= WHAT IS BEING ASKED =
Write out the entire listing below exactly, with the pictures left out.

(RECORDS PROVIDED Opens)

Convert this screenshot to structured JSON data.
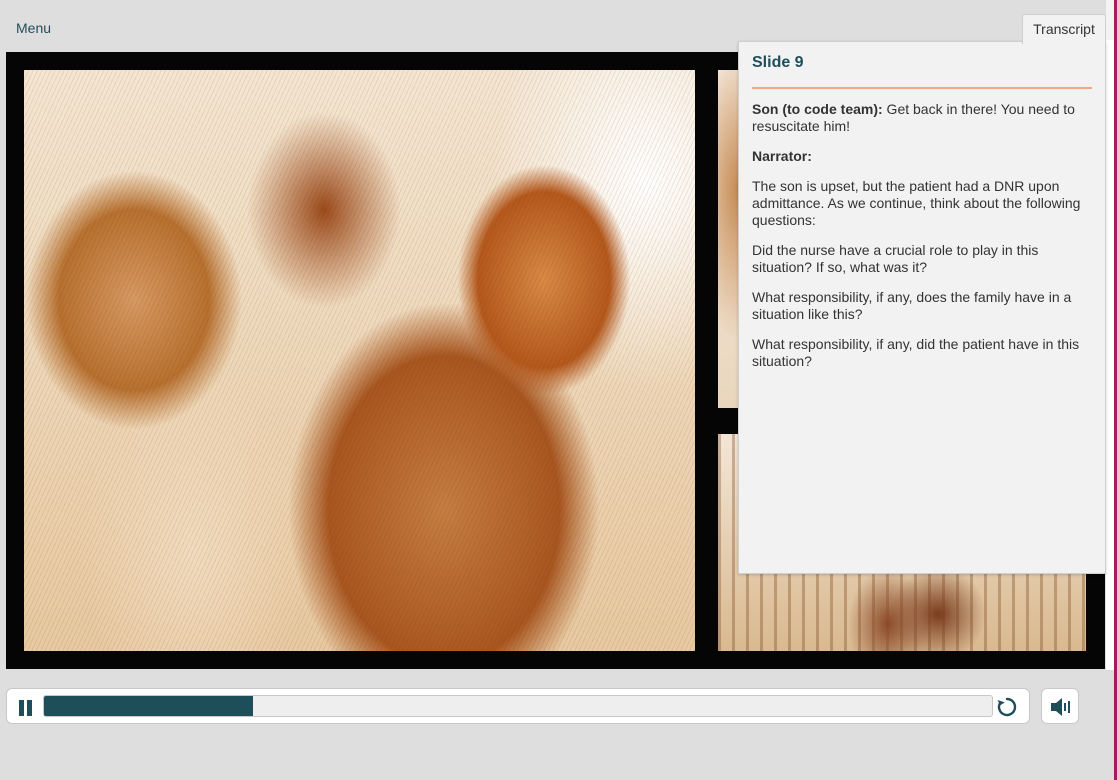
{
  "nav": {
    "menu_label": "Menu",
    "transcript_tab_label": "Transcript"
  },
  "transcript": {
    "slide_title": "Slide 9",
    "paragraphs": [
      {
        "speaker": "Son (to code team):",
        "text": " Get back in there! You need to resuscitate him!"
      },
      {
        "speaker": "Narrator:",
        "text": ""
      },
      {
        "speaker": "",
        "text": "The son is upset, but the patient had a DNR upon admittance. As we continue, think about the following questions:"
      },
      {
        "speaker": "",
        "text": "Did the nurse have a crucial role to play in this situation? If so, what was it?"
      },
      {
        "speaker": "",
        "text": "What responsibility, if any, does the family have in a situation like this?"
      },
      {
        "speaker": "",
        "text": "What responsibility, if any, did the patient have in this situation?"
      }
    ]
  },
  "player": {
    "progress": 0.22,
    "state": "playing"
  },
  "icons": {
    "pause": "pause-icon",
    "replay": "replay-icon",
    "volume": "volume-icon"
  },
  "colors": {
    "accent": "#1f4e5b",
    "divider": "#f0a883",
    "brand_edge": "#a31c5e"
  }
}
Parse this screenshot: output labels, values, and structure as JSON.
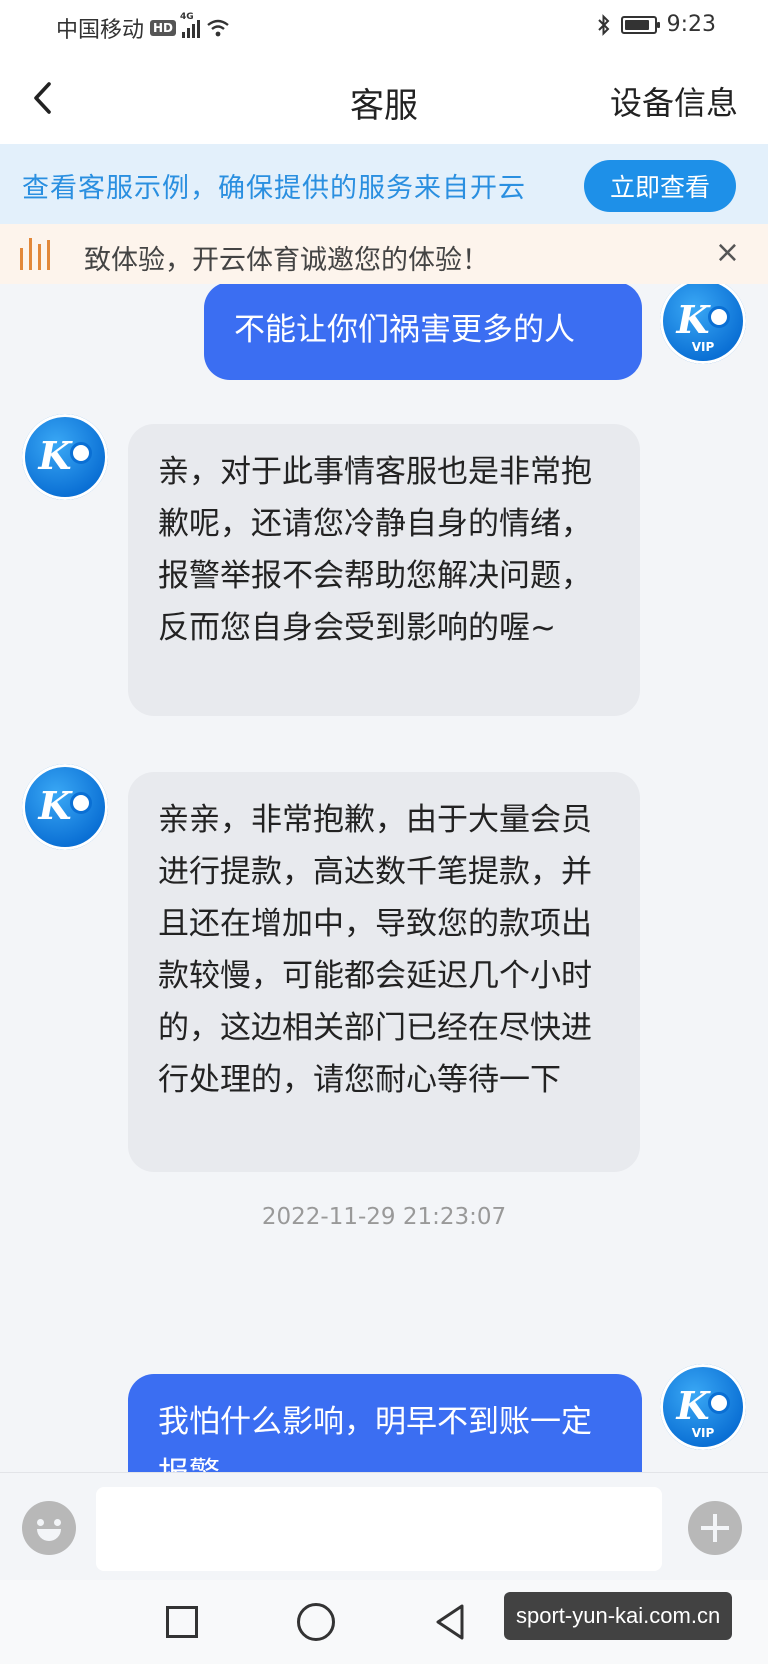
{
  "status_bar": {
    "carrier": "中国移动",
    "hd": "HD",
    "network": "4G",
    "time": "9:23"
  },
  "header": {
    "back_icon": "chevron-left-icon",
    "title": "客服",
    "device_info": "设备信息"
  },
  "promo": {
    "text": "查看客服示例，确保提供的服务来自开云",
    "button": "立即查看"
  },
  "marquee": {
    "text": "致体验，开云体育诚邀您的体验！",
    "close": "×"
  },
  "messages": [
    {
      "sender": "user",
      "text": "不能让你们祸害更多的人"
    },
    {
      "sender": "agent",
      "text": "亲，对于此事情客服也是非常抱歉呢，还请您冷静自身的情绪，报警举报不会帮助您解决问题，反而您自身会受到影响的喔~"
    },
    {
      "sender": "agent",
      "text": "亲亲，非常抱歉，由于大量会员进行提款，高达数千笔提款，并且还在增加中，导致您的款项出款较慢，可能都会延迟几个小时的，这边相关部门已经在尽快进行处理的，请您耐心等待一下"
    },
    {
      "timestamp": "2022-11-29 21:23:07"
    },
    {
      "sender": "user",
      "text": "我怕什么影响，明早不到账一定报警"
    }
  ],
  "avatar": {
    "logo_text": "K",
    "vip_label": "VIP"
  },
  "input": {
    "value": "",
    "placeholder": ""
  },
  "watermark": "sport-yun-kai.com.cn",
  "colors": {
    "user_bubble": "#3b6ef2",
    "agent_bubble": "#e8eaee",
    "accent": "#1e90e8",
    "chat_bg": "#f3f5f8"
  }
}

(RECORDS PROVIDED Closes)

= RESPONSE AREA =
Convert this screenshot to structured JSON data.
{
  "nav": {
    "menu_label": "Menu",
    "transcript_tab_label": "Transcript"
  },
  "transcript": {
    "slide_title": "Slide 9",
    "paragraphs": [
      {
        "speaker": "Son (to code team):",
        "text": " Get back in there! You need to resuscitate him!"
      },
      {
        "speaker": "Narrator:",
        "text": ""
      },
      {
        "speaker": "",
        "text": "The son is upset, but the patient had a DNR upon admittance. As we continue, think about the following questions:"
      },
      {
        "speaker": "",
        "text": "Did the nurse have a crucial role to play in this situation? If so, what was it?"
      },
      {
        "speaker": "",
        "text": "What responsibility, if any, does the family have in a situation like this?"
      },
      {
        "speaker": "",
        "text": "What responsibility, if any, did the patient have in this situation?"
      }
    ]
  },
  "player": {
    "progress": 0.22,
    "state": "playing"
  },
  "icons": {
    "pause": "pause-icon",
    "replay": "replay-icon",
    "volume": "volume-icon"
  },
  "colors": {
    "accent": "#1f4e5b",
    "divider": "#f0a883",
    "brand_edge": "#a31c5e"
  }
}
Parse this screenshot: output labels, values, and structure as JSON.
{
  "status_bar": {
    "carrier": "中国移动",
    "hd": "HD",
    "network": "4G",
    "time": "9:23"
  },
  "header": {
    "back_icon": "chevron-left-icon",
    "title": "客服",
    "device_info": "设备信息"
  },
  "promo": {
    "text": "查看客服示例，确保提供的服务来自开云",
    "button": "立即查看"
  },
  "marquee": {
    "text": "致体验，开云体育诚邀您的体验！",
    "close": "×"
  },
  "messages": [
    {
      "sender": "user",
      "text": "不能让你们祸害更多的人"
    },
    {
      "sender": "agent",
      "text": "亲，对于此事情客服也是非常抱歉呢，还请您冷静自身的情绪，报警举报不会帮助您解决问题，反而您自身会受到影响的喔~"
    },
    {
      "sender": "agent",
      "text": "亲亲，非常抱歉，由于大量会员进行提款，高达数千笔提款，并且还在增加中，导致您的款项出款较慢，可能都会延迟几个小时的，这边相关部门已经在尽快进行处理的，请您耐心等待一下"
    },
    {
      "timestamp": "2022-11-29 21:23:07"
    },
    {
      "sender": "user",
      "text": "我怕什么影响，明早不到账一定报警"
    }
  ],
  "avatar": {
    "logo_text": "K",
    "vip_label": "VIP"
  },
  "input": {
    "value": "",
    "placeholder": ""
  },
  "watermark": "sport-yun-kai.com.cn",
  "colors": {
    "user_bubble": "#3b6ef2",
    "agent_bubble": "#e8eaee",
    "accent": "#1e90e8",
    "chat_bg": "#f3f5f8"
  }
}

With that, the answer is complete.